She crosses out the spin that Kaspar and Labor had agreed on and instead insists they need to make a commission about this issue, because it’s too important to ignore. And she borrows the repeated line from Kaspar’s tirade at her and makes it her improvised ending. We musn’t rob young people of their childhood. There’s this powerful humanity in that statement—the love and forgiveness from the epigraph that is not a weakness but a steely virtue. This episode of Borgen is not just about politics or the characters. It’s much more universal and human than that. It’s sorting through what it means to be a person with a sense of responsibility for the community you live in; the general civic duty of a person who obeys traffic laws and sorts their trash for recycling. The type of person who cares when bad things happen and wants things to get better for the next generation. It’s about what it means to care about progress.
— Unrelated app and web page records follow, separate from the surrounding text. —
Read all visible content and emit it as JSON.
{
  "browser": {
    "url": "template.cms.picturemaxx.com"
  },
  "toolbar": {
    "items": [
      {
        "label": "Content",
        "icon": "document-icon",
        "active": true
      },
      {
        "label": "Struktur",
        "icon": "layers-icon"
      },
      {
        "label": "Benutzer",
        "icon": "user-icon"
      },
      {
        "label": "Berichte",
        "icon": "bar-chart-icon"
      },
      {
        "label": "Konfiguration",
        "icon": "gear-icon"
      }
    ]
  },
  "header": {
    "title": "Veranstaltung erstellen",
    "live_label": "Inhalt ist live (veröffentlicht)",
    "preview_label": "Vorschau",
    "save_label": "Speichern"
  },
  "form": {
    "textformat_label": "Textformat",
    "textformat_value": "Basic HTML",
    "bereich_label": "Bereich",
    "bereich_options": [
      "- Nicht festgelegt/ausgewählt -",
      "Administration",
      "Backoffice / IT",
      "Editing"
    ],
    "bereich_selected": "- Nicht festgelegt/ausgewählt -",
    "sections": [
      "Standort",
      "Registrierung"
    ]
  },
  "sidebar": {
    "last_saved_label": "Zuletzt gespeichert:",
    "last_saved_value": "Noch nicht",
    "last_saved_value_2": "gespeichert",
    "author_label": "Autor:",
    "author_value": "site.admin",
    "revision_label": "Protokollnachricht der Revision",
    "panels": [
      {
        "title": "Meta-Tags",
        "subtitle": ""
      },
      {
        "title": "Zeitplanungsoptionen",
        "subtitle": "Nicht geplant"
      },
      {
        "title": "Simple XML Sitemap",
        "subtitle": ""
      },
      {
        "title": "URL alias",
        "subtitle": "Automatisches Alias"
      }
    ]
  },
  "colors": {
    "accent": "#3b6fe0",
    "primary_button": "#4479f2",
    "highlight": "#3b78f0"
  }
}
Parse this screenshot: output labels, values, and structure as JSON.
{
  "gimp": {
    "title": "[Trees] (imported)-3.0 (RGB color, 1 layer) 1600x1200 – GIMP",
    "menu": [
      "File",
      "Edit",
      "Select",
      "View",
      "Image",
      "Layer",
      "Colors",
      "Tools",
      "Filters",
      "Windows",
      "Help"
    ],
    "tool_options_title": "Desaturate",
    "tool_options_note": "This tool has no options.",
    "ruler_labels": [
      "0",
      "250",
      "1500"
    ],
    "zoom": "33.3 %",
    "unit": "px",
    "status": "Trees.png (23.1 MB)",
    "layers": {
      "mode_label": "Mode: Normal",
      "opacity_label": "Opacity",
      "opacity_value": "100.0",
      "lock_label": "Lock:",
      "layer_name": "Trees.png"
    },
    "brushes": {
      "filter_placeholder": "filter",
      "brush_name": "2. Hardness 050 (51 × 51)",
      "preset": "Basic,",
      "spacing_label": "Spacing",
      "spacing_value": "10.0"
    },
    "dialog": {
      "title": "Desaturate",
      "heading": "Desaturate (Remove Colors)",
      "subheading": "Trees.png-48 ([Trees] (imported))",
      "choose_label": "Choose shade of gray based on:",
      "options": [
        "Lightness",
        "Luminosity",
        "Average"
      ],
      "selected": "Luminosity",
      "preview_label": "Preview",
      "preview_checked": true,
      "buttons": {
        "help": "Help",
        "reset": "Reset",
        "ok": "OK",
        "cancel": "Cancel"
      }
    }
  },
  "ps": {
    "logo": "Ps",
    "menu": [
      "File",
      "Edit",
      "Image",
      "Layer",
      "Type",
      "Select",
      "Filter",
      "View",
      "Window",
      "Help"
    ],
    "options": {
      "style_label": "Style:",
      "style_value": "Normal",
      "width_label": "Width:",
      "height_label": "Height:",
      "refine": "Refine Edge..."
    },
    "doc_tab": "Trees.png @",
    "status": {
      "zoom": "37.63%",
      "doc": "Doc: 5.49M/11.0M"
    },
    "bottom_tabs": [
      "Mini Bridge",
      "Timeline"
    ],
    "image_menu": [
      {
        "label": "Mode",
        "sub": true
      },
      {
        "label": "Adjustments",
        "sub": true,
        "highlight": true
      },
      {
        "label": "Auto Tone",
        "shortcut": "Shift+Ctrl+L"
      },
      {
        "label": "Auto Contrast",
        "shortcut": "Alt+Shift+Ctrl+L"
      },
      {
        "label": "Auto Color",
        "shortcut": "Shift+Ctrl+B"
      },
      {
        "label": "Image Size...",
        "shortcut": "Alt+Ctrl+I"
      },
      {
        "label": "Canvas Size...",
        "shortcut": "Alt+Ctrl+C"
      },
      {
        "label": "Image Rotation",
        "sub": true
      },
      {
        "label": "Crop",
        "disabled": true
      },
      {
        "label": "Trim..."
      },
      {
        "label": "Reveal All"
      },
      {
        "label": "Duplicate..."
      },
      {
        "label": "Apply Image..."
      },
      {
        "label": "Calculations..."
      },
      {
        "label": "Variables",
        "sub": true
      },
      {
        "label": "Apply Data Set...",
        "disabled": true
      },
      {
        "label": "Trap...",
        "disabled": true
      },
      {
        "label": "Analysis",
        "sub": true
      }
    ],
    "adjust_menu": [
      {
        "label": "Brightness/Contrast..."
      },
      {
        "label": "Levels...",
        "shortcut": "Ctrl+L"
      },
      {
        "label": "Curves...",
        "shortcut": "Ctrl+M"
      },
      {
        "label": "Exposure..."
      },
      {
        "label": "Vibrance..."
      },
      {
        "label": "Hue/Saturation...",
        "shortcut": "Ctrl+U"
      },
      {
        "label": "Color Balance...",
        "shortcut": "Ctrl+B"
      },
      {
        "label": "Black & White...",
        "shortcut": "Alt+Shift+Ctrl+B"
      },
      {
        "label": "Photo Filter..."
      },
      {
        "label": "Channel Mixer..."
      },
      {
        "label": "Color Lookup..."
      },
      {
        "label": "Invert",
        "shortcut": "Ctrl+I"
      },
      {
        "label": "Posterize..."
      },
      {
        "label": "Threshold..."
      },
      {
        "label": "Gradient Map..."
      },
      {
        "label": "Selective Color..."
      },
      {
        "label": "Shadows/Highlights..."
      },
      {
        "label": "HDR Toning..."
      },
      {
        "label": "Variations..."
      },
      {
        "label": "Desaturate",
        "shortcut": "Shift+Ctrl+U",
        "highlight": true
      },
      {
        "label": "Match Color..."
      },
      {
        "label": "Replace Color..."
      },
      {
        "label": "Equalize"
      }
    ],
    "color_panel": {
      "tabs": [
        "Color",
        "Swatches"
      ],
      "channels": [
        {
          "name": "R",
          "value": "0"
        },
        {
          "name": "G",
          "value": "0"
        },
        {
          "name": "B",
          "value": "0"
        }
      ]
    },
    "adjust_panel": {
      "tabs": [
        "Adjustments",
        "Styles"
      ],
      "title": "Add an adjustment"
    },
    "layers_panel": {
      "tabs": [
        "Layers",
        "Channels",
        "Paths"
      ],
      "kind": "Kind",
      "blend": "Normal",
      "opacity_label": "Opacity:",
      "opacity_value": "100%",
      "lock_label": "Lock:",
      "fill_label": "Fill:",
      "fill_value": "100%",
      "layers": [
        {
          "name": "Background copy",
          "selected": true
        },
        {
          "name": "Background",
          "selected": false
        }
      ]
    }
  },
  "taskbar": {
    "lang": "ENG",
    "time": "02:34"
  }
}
Pushing for progress is an act of enormous faith in the world, putting hope in the idea that things can get better. It’s not easy. Kaspar has the hardest time having faith, but when Katrine comes out to see him, and they embrace in the dark, I hope he feels that it’s there, the faith. That progress is possible.
- Thanks to Todd VanDerWerff for letting me have at another wonderful episode of Borgen. He’ll be back from vacation next week.
- Nice to see Anne Marie make an appearance after that wonderful season one episode she was in.
- Good lord; what happens to all of our characters now?!
- There were a lot of echoes of The West Wing for me in this episode: Birgitte’s weary cynicism reminded me of Bartlet, and Kaspar’s brokenness reminded me of Josh in “Noel.”